All this went over our childish heads, of course – the great thing about being young is that you blissfully accept things the way they are. One name that did seep into our consciousness, however, was that of local-born hero of TJ Maher. We greatly admired how he stood up for farmers' rights by camping with others on the steps of the Department of Agriculture to the discomfort of the minister, Charles Haughey, who had refused to meet them. TJ would go on to become the first president of the Irish Farmers' Association and play a key role in Ireland's campaign for admission to the EEC. This was destined to change the face of rural Ireland forever.

But that was in the future; for the moment the rhythms of country life ambled serenely along, much as they had always done. Childhood obesity was unheard of because of the simple but nourishing diet and also since almost everyone walked to school from surrounding townlands such as Toberadora, Regaile, Castlemoyle and Synone.

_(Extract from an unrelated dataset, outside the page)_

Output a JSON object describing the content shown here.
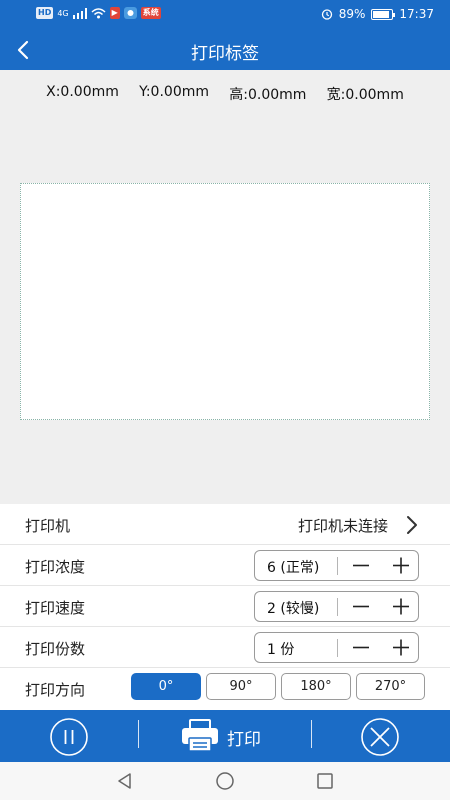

The school itself was an old, yellow-washed building with just two classrooms and cracked windowpanes. In the eight years I was there, I never remember a penny being spent in maintaining or improving it. The desks, tables, chairs and blackboards were the same ones when I finished as when I started. Money was scarce, and whatever tasks needed to be done were undertaken by the schoolchildren.

A much-prized job in winter, which meant about 20 minutes out of class, was finding fuel for the classroom stove. Goodness knows what child safety experts would make of this today, since the task required kids going off unsupervised to collect firewood in nearby fields. Other classroom escaping endeavours involved running errands to O’Dwyer’s shop or Flynn’s post office and – for boys only – serving at funeral or wedding masses in the church across the road.

It is sometimes said of education that it is not the hardware, but the software that counts. And so it was, that despite the many privations, educational standards were high. Everyone who left Boherlanan NS was fully literate. Many would already have made a good stab at the Intermediate Certificate, which was the initial State exam for secondary school students at the time.

Eventually, the new prosperity did seep into rural Ireland. For the first time, there was money to spend, and the result was free second-level education and costless school transport. This sowed the seeds for the educated workforce that would later create the Celtic Tiger.

The pace of change accelerated rapidly after I left the school. The crumbling old building was demolished and replaced by the spanking new St Isidore’s NS. And when I paid a return visit to my first alma mater this year, I was amazed to find a full-size Astroturf pitch out the back. Ireland had come a long way since we kicked football on the hard, unforgiving, gravel yard and the girls played ring-a-ring-a-rosies on a patch of muddy grass.